We always knew manufacturers wouldn't be content with televisions with four times the resolution of 1080p.. After all, once they've got your money, they need to invent some ways of getting you to part with more cash in a few years time. So with everyone going mad for 1080p at the moment, the industry is wondering about what the next step will be. The answer, it appears, is 4k. That is,
On our travels at CES this year we've seen a number of these TVs, and each of them makes cacky old 1080p look like utter rubbish. Okay, we're being daft, but these screens are technically capable of producing images of the same quality as those you would see at a cinema.
We visited Samsung, Sony and Panasonic, who all had TVs capable of displaying four times as much detail as 1080p. The Panasonic is so huge you could fit nine 50-inch screens in the same space. Frankly, the quality was amazing, and standing close to it can be scary, especially on aerial shots, where you can actually feel quite dizzy. Panasonic has some good reasons for developing the. Apparently, its has sold over 3,000 units now -- and at $80,000 (£40,000) each, that's not bad business.
Of course, producing the TVs isn't the only problem. The storage, editing and acquisition of 4k video is a pretty big challenge, too. That would mean that TV production would need to move over to new, incredibly expensive systems. Let's be honest -- transmitting video that is 4,000x2,000-or-so pixels in size is going to be a challenge. We'll need something with more storage than Blu-ray to squeeze a film on to a disc. But then, perhaps by the time we're buying 4k TVs, we'll have some sort of holographic disc storage.
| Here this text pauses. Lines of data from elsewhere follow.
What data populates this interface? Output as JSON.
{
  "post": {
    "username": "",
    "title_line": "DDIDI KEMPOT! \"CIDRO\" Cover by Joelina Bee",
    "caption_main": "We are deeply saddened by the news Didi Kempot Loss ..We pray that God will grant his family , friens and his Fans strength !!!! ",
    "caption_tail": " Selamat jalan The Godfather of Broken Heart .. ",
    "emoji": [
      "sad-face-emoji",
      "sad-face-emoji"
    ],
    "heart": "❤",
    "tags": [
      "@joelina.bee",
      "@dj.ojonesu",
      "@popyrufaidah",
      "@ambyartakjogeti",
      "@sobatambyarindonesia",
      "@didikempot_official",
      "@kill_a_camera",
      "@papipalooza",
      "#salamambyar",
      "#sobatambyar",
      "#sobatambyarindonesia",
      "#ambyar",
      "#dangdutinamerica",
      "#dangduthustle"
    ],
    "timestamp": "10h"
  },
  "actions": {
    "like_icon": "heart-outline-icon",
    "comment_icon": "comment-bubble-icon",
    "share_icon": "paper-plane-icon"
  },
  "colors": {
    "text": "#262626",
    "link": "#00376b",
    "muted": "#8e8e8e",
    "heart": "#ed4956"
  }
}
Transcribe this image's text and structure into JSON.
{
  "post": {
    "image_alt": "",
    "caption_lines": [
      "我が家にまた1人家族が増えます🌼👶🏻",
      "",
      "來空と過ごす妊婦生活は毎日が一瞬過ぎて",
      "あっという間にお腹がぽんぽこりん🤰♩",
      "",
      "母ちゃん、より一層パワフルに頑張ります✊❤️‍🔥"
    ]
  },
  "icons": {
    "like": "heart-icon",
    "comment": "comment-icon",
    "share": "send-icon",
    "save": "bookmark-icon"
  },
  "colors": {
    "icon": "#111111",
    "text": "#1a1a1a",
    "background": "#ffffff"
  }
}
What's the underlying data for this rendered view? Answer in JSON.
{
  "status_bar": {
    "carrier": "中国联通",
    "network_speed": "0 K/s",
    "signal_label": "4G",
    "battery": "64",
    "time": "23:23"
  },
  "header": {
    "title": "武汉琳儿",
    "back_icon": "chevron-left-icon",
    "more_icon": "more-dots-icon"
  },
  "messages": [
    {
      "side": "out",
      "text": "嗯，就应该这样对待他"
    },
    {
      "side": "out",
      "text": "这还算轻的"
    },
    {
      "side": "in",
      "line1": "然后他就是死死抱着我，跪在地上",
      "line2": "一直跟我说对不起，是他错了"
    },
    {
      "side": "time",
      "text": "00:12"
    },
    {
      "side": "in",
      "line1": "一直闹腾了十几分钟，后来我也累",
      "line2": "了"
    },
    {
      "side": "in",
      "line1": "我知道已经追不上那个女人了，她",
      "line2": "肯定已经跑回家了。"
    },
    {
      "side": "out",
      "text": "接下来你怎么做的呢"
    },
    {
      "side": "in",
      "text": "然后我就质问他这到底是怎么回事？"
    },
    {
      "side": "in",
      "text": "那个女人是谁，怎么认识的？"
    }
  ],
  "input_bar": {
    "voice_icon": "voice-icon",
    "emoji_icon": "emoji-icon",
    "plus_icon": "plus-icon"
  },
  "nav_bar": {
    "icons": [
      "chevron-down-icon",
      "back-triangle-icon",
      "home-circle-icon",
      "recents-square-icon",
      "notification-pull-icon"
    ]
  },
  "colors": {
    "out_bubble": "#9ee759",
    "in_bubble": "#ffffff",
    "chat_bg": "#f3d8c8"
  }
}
Despite the challenges, all the manufacturers agree that this format has a future. It won't be a mainstream product for some considerable time, but imagine -- at some point, we'll all be watching stuff recorded at four times 1080p quality. -Ian Morris